# TASK PROMPT
Reply only with how many lines of the listing below hold the word "caption".

# DATA EXTRACT
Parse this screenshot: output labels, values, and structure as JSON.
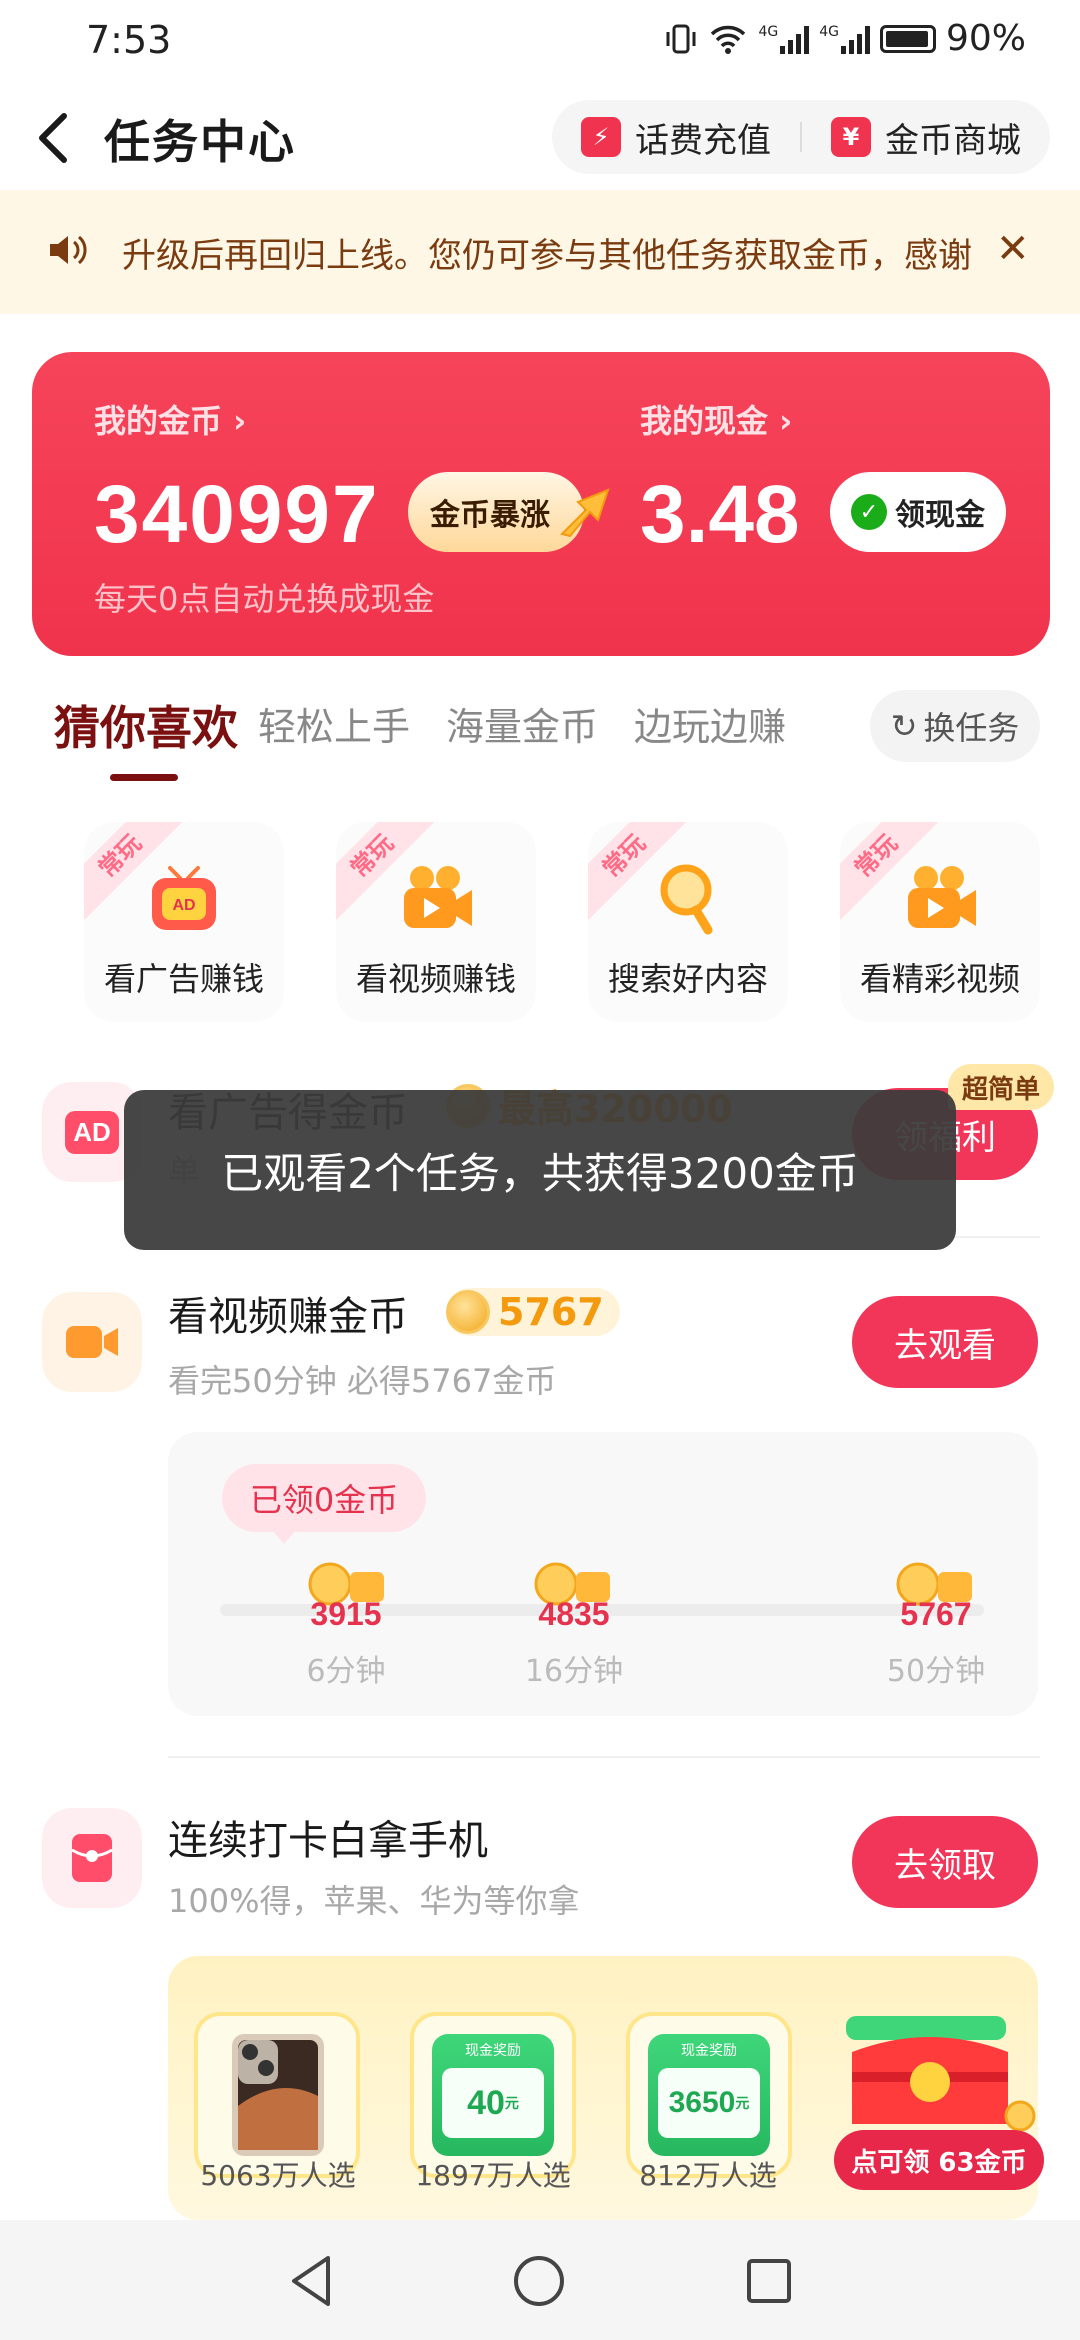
{
  "status_bar": {
    "time": "7:53",
    "network_1": "4G",
    "network_2": "4G",
    "battery": "90%"
  },
  "header": {
    "title": "任务中心",
    "topup_label": "话费充值",
    "topup_icon_glyph": "⚡",
    "mall_label": "金币商城",
    "mall_icon_glyph": "¥"
  },
  "notice": {
    "text": "升级后再回归上线。您仍可参与其他任务获取金币，感谢",
    "close_glyph": "✕"
  },
  "wallet": {
    "coins_label": "我的金币 ›",
    "coins_value": "340997",
    "coin_boost_label": "金币暴涨",
    "cash_label": "我的现金 ›",
    "cash_value": "3.48",
    "cash_button_label": "领现金",
    "cash_button_icon": "✓",
    "subtitle": "每天0点自动兑换成现金"
  },
  "tabs": [
    {
      "label": "猜你喜欢",
      "active": true
    },
    {
      "label": "轻松上手",
      "active": false
    },
    {
      "label": "海量金币",
      "active": false
    },
    {
      "label": "边玩边赚",
      "active": false
    }
  ],
  "swap_button": {
    "icon": "↻",
    "label": "换任务"
  },
  "categories": [
    {
      "tag": "常玩",
      "label": "看广告赚钱",
      "icon": "tv-ad-icon"
    },
    {
      "tag": "常玩",
      "label": "看视频赚钱",
      "icon": "video-camera-icon"
    },
    {
      "tag": "常玩",
      "label": "搜索好内容",
      "icon": "magnifier-icon"
    },
    {
      "tag": "常玩",
      "label": "看精彩视频",
      "icon": "video-camera-icon"
    }
  ],
  "tasks": {
    "ad": {
      "icon_text": "AD",
      "title": "看广告得金币",
      "badge": "最高320000",
      "sub": "单",
      "button": "领福利",
      "corner_badge": "超简单"
    },
    "video": {
      "title": "看视频赚金币",
      "badge": "5767",
      "sub": "看完50分钟 必得5767金币",
      "button": "去观看"
    },
    "checkin": {
      "title": "连续打卡白拿手机",
      "sub": "100%得，苹果、华为等你拿",
      "button": "去领取"
    }
  },
  "video_progress": {
    "claimed": "已领0金币",
    "milestones": [
      {
        "amount": "3915",
        "time": "6分钟"
      },
      {
        "amount": "4835",
        "time": "16分钟"
      },
      {
        "amount": "5767",
        "time": "50分钟"
      }
    ]
  },
  "prizes": [
    {
      "kind": "phone",
      "caption": "5063万人选"
    },
    {
      "kind": "cash",
      "card_title": "现金奖励",
      "amount": "40",
      "unit": "元",
      "caption": "1897万人选"
    },
    {
      "kind": "cash",
      "card_title": "现金奖励",
      "amount": "3650",
      "unit": "元",
      "caption": "812万人选"
    },
    {
      "kind": "chest",
      "caption": ""
    }
  ],
  "claim_pill": "点可领 63金币",
  "toast": "已观看2个任务，共获得3200金币",
  "colors": {
    "primary_red": "#f2365a",
    "card_red": "#f0334c",
    "notice_bg": "#fff7e6",
    "tab_active": "#7a1010",
    "coin_gold": "#f39a0e"
  }
}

# ANSWER SPACE
4